Rick Perry was one of the four Republican presidential candidates to speak Friday morning at the National Right to Life convention, a conference put on each year by the anti-abortion group. In the lead up to his comments, Perry focused on what he said was the havoc wreaked by the Affordable Care Act.
As a point of contrast to the 16.4 million people who are newly insured as a result of the healthcare law, Perry pointed to his own state as a model for what he'd like to see happen nationally.
"I'm really proud of what we did in the state of Texas," he said.
Later into the speech, he continued:
Access to healthcare is the real issue. I don't think it's right for us, I don't think it's the appropriate thing for us to judge success by how many people can we force to buy insurance. I think it's important how many people have access to really good quality healthcare. That's what we aught to be working on.
This is where he jumped into women's healthcare specifically, explaining that the Texas model focused on providing access to "the least among us." His choice to focus on low-income women's access to healthcare was…interesting.
One of the signature policies under Perry's tenure as governor was HB2, the omnibus abortion bill that—until a Supreme Court order issued earlier this month temporarily blocked its total enforcement—threatened to shutter all but a handful of clinics in the state. (It was a victory of sorts, though it's probably better to call it the maintenance of a profoundly shitty status quo.)
HB2 is very much a bill designed to restrict access to abortion—through forced waiting periods, expensive clinic renovations, business contracts between clinics and hospitals—so it's no great surprise that access in the state is now severely restricted.
According to an analysis from the Texas Policy Evaluation Project, HB2 has forced hundreds of thousands of women to travel long distances to access basic care (emphasis added):
The number of women of reproductive age in Texas living more than 50 miles from a clinic providing abortion in Texas increased from 816,000 in May 2013 to 1,680,000 by April 2014. When the ASC requirement goes into effect this will increase to 1,960,000.
The number of women of reproductive age in Texas living more than 100 miles from a clinic providing abortion in Texas increased from 417,000 in May 2013 to 1,020,000 by April 2014. When the ASC requirement goes into effect this will increase to 1,335,000.
The number of women of reproductive age in Texas living more than 200 miles from a clinic providing abortion in Texas increased from 10,000 in May 2013 to 290,000 by April 2014. When the ASC requirement goes into effect this will increase to 752,000.
But let's assume that access to abortion isn't part of Perry's calculation about how great women's healthcare was in Texas while he was governor. (I mean he is, after all, at a national anti-abortion convention talking about his bonafides as a pro-life governor.
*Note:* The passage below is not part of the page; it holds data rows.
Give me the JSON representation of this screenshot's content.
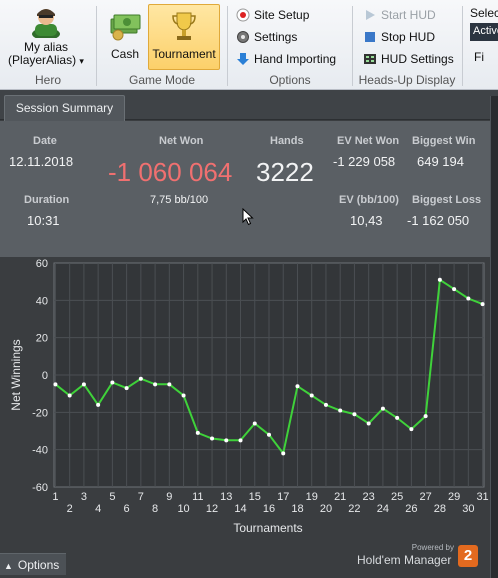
{
  "ribbon": {
    "hero": {
      "alias": "My alias",
      "player": "(PlayerAlias)",
      "dropdown": "▾",
      "group_title": "Hero"
    },
    "game_mode": {
      "cash": "Cash",
      "tournament": "Tournament",
      "group_title": "Game Mode"
    },
    "options": {
      "site_setup": "Site Setup",
      "settings": "Settings",
      "hand_importing": "Hand Importing",
      "group_title": "Options"
    },
    "hud": {
      "start_hud": "Start HUD",
      "stop_hud": "Stop HUD",
      "hud_settings": "HUD Settings",
      "group_title": "Heads-Up Display"
    },
    "right": {
      "select_label": "Select",
      "combo_value": "Active",
      "fi_label": "Fi"
    }
  },
  "tabs": {
    "session_summary": "Session Summary"
  },
  "summary": {
    "date_label": "Date",
    "date": "12.11.2018",
    "netwon_label": "Net Won",
    "netwon": "-1 060 064",
    "bb100": "7,75 bb/100",
    "hands_label": "Hands",
    "hands": "3222",
    "ev_net_won_label": "EV Net Won",
    "ev_net_won": "-1 229 058",
    "biggest_win_label": "Biggest Win",
    "biggest_win": "649 194",
    "duration_label": "Duration",
    "duration": "10:31",
    "ev_bb100_label": "EV (bb/100)",
    "ev_bb100": "10,43",
    "biggest_loss_label": "Biggest Loss",
    "biggest_loss": "-1 162 050"
  },
  "chart_data": {
    "type": "line",
    "xlabel": "Tournaments",
    "ylabel": "Net Winnings",
    "ylim": [
      -60,
      60
    ],
    "yticks": [
      60,
      40,
      20,
      0,
      -20,
      -40,
      -60
    ],
    "x": [
      1,
      2,
      3,
      4,
      5,
      6,
      7,
      8,
      9,
      10,
      11,
      12,
      13,
      14,
      15,
      16,
      17,
      18,
      19,
      20,
      21,
      22,
      23,
      24,
      25,
      26,
      27,
      28,
      29,
      30,
      31
    ],
    "series": [
      {
        "values": [
          -5,
          -11,
          -5,
          -16,
          -4,
          -7,
          -2,
          -5,
          -5,
          -11,
          -31,
          -34,
          -35,
          -35,
          -26,
          -32,
          -42,
          -6,
          -11,
          -16,
          -19,
          -21,
          -26,
          -18,
          -23,
          -29,
          -22,
          51,
          46,
          41,
          38
        ]
      }
    ],
    "grid": true,
    "line_color": "#3fd23a"
  },
  "footer": {
    "options": "Options",
    "options_arrow": "▲",
    "powered": "Powered by",
    "brand": "Hold'em Manager",
    "badge": "2"
  }
}
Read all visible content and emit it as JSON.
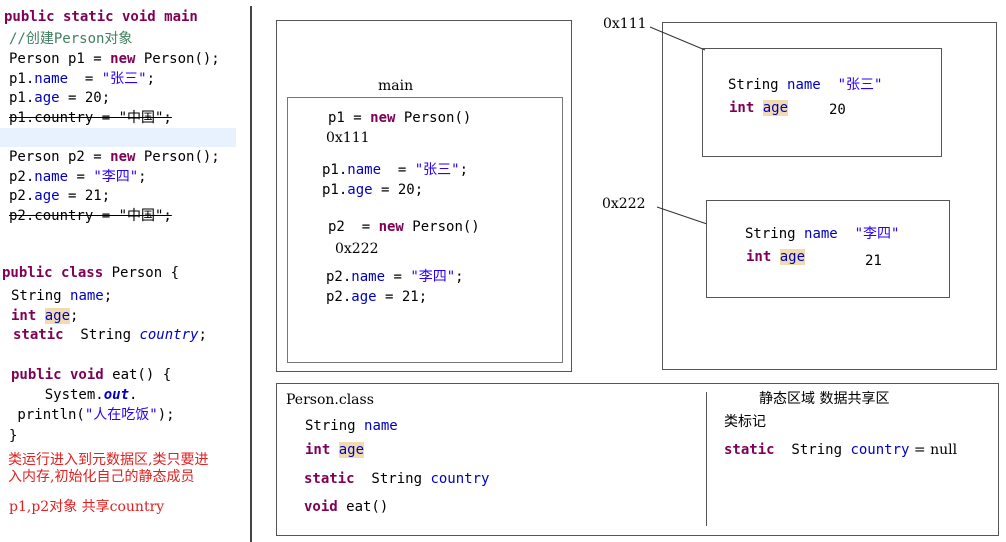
{
  "left_code": {
    "main_sig": "public static void main",
    "comment": "//创建Person对象",
    "p1_new": [
      "Person p1 = ",
      "new",
      " Person();"
    ],
    "p1_name": [
      "p1.",
      "name",
      "  = ",
      "\"张三\"",
      ";"
    ],
    "p1_age": [
      "p1.",
      "age",
      " = 20;"
    ],
    "p1_country": "p1.country = \"中国\";",
    "p2_new": [
      "Person p2 = ",
      "new",
      " Person();"
    ],
    "p2_name": [
      "p2.",
      "name",
      " = ",
      "\"李四\"",
      ";"
    ],
    "p2_age": [
      "p2.",
      "age",
      " = 21;"
    ],
    "p2_country": "p2.country = \"中国\";",
    "class_decl": [
      "public class",
      " Person {"
    ],
    "field_name": [
      "String ",
      "name",
      ";"
    ],
    "field_age": [
      "int",
      " ",
      "age",
      ";"
    ],
    "field_country": [
      "static",
      "  String ",
      "country",
      ";"
    ],
    "method_decl": [
      "public void",
      " eat() {"
    ],
    "method_body1": [
      "    System.",
      "out",
      "."
    ],
    "method_body2": [
      " println(",
      "\"人在吃饭\"",
      ");"
    ],
    "close_brace": "}",
    "note1": "类运行进入到元数据区,类只要进\n入内存,初始化自己的静态成员",
    "note2": "p1,p2对象 共享country"
  },
  "stack": {
    "title": "main",
    "p1_new": [
      "p1 = ",
      "new",
      " Person()"
    ],
    "addr1": "0x111",
    "p1_name": [
      "p1.",
      "name",
      "  = ",
      "\"张三\"",
      ";"
    ],
    "p1_age": [
      "p1.",
      "age",
      " = 20;"
    ],
    "p2_new": [
      "p2  = ",
      "new",
      " Person()"
    ],
    "addr2": "0x222",
    "p2_name": [
      "p2.",
      "name",
      " = ",
      "\"李四\"",
      ";"
    ],
    "p2_age": [
      "p2.",
      "age",
      " = 21;"
    ]
  },
  "heap": {
    "addr1": "0x111",
    "addr2": "0x222",
    "obj1": {
      "name_line": [
        "String ",
        "name",
        "  ",
        "\"张三\""
      ],
      "age_kw": "int",
      "age_field": "age",
      "age_val": "20"
    },
    "obj2": {
      "name_line": [
        "String ",
        "name",
        "  ",
        "\"李四\""
      ],
      "age_kw": "int",
      "age_field": "age",
      "age_val": "21"
    }
  },
  "method_area": {
    "class_title": "Person.class",
    "field_name": [
      "String ",
      "name"
    ],
    "field_age": [
      "int",
      "age"
    ],
    "field_country": [
      "static",
      "  String ",
      "country"
    ],
    "method": [
      "void",
      " eat()"
    ],
    "static_title": "静态区域 数据共享区",
    "class_mark": "类标记",
    "static_country": [
      "static",
      "  String ",
      "country",
      " = null"
    ]
  }
}
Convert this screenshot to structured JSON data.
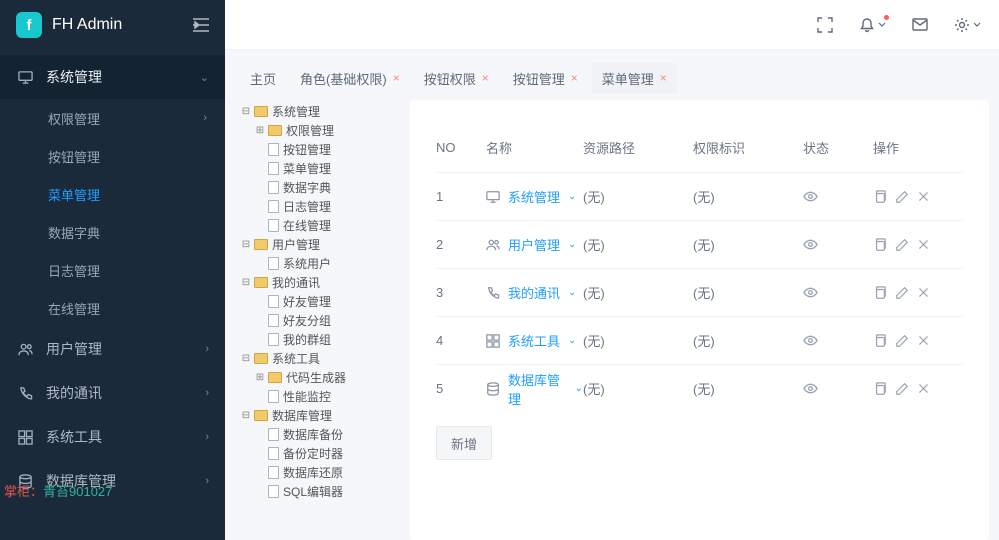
{
  "brand": {
    "title": "FH Admin",
    "logo_letter": "f"
  },
  "sidebar": {
    "sections": [
      {
        "label": "系统管理",
        "expanded": true,
        "children": [
          {
            "label": "权限管理",
            "has_children": true
          },
          {
            "label": "按钮管理"
          },
          {
            "label": "菜单管理",
            "active": true
          },
          {
            "label": "数据字典"
          },
          {
            "label": "日志管理"
          },
          {
            "label": "在线管理"
          }
        ]
      },
      {
        "label": "用户管理",
        "icon": "users"
      },
      {
        "label": "我的通讯",
        "icon": "phone"
      },
      {
        "label": "系统工具",
        "icon": "grid"
      },
      {
        "label": "数据库管理",
        "icon": "database"
      }
    ]
  },
  "tabs": [
    {
      "label": "主页",
      "closable": false
    },
    {
      "label": "角色(基础权限)",
      "closable": true
    },
    {
      "label": "按钮权限",
      "closable": true
    },
    {
      "label": "按钮管理",
      "closable": true
    },
    {
      "label": "菜单管理",
      "closable": true,
      "active": true
    }
  ],
  "tree": [
    {
      "label": "系统管理",
      "type": "folder",
      "expanded": true,
      "children": [
        {
          "label": "权限管理",
          "type": "folder",
          "expanded": false,
          "has_children": true
        },
        {
          "label": "按钮管理",
          "type": "file"
        },
        {
          "label": "菜单管理",
          "type": "file"
        },
        {
          "label": "数据字典",
          "type": "file"
        },
        {
          "label": "日志管理",
          "type": "file"
        },
        {
          "label": "在线管理",
          "type": "file"
        }
      ]
    },
    {
      "label": "用户管理",
      "type": "folder",
      "expanded": true,
      "children": [
        {
          "label": "系统用户",
          "type": "file"
        }
      ]
    },
    {
      "label": "我的通讯",
      "type": "folder",
      "expanded": true,
      "children": [
        {
          "label": "好友管理",
          "type": "file"
        },
        {
          "label": "好友分组",
          "type": "file"
        },
        {
          "label": "我的群组",
          "type": "file"
        }
      ]
    },
    {
      "label": "系统工具",
      "type": "folder",
      "expanded": true,
      "children": [
        {
          "label": "代码生成器",
          "type": "folder",
          "expanded": false,
          "has_children": true
        },
        {
          "label": "性能监控",
          "type": "file"
        }
      ]
    },
    {
      "label": "数据库管理",
      "type": "folder",
      "expanded": true,
      "children": [
        {
          "label": "数据库备份",
          "type": "file"
        },
        {
          "label": "备份定时器",
          "type": "file"
        },
        {
          "label": "数据库还原",
          "type": "file"
        },
        {
          "label": "SQL编辑器",
          "type": "file"
        }
      ]
    }
  ],
  "table": {
    "headers": {
      "no": "NO",
      "name": "名称",
      "path": "资源路径",
      "perm": "权限标识",
      "status": "状态",
      "action": "操作"
    },
    "rows": [
      {
        "no": 1,
        "name": "系统管理",
        "icon": "monitor",
        "path": "(无)",
        "perm": "(无)"
      },
      {
        "no": 2,
        "name": "用户管理",
        "icon": "users",
        "path": "(无)",
        "perm": "(无)"
      },
      {
        "no": 3,
        "name": "我的通讯",
        "icon": "phone",
        "path": "(无)",
        "perm": "(无)"
      },
      {
        "no": 4,
        "name": "系统工具",
        "icon": "grid",
        "path": "(无)",
        "perm": "(无)"
      },
      {
        "no": 5,
        "name": "数据库管理",
        "icon": "database",
        "path": "(无)",
        "perm": "(无)"
      }
    ],
    "add_button": "新增"
  },
  "footer": {
    "prefix": "掌柜：",
    "code": "青苔901027"
  }
}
This isn't a stretch of the imagination.) But other kinds of reproductive healthcare also tanked under Perry.
Data released by the Department of State Health Services (DSHS) in 2013 (two years after the Texas legislature cut state family planning funds by two-thirds) found that doctors involved in the program saw 77 percent fewer family planning patients. And for each clients they did see, costs were 17 percent higher.
Andrea Grimes, a senior political reporter at a reproductive health-focused site called RH Reality Check, reported on this back in 2013:
In 2010, providers in the state’s fully funded family planning program saw nearly 212,000 patients. In 2013, the providers that managed to stay afloat after the funding cuts saw a little over 47,000 patients. […]
At a DSHS council meeting Wednesday in Austin, commissioner Dr. David Lakey told council members that the decline in clients served was a direct result of the 2011 funding cuts.
“There’s been significant changes in the way that we’re addressing some of these issues following the last two legislative sessions,” said Lakey.
But the legislature tried a little bit of self-correction in 2013, restoring some funds to fill in the gaps created by previous cuts. But access remains limited.
According to another report from the Texas Policy Evaluation Project, his one released in 2015, women in the state—particularly low-income women and women of color—are still struggling to access basic services. According to that report, 55 percent of women "reported at least one barrier to accessing reproductive health care services, including cervical cancer screening or family planning services."
Those included cost-barriers, time, and logistical barriers—getting the time off work to make an appointment, for example—and finding a provider they trusted. Low-income and Spanish-speaking women reported the most barriers to accessing contraception.
The gaps in coverage for women extend far beyond contraception—the state's rejection of the Medicaid expansion under the new healthcare law has had real costs—but the stats on reproductive healthcare are a convenient blind spot for Perry. And while the state's uninsured rate has dropped in recent years, it still tops the national list.
But if Perry's mission was to close off low-income women from abortion, cancer screenings, pap smears and other basic health services, then he succeeded beyond his wildest imagination. Maybe that's what he means when he says he's proud.
Perry's team did not respond to Fusion's request for comment.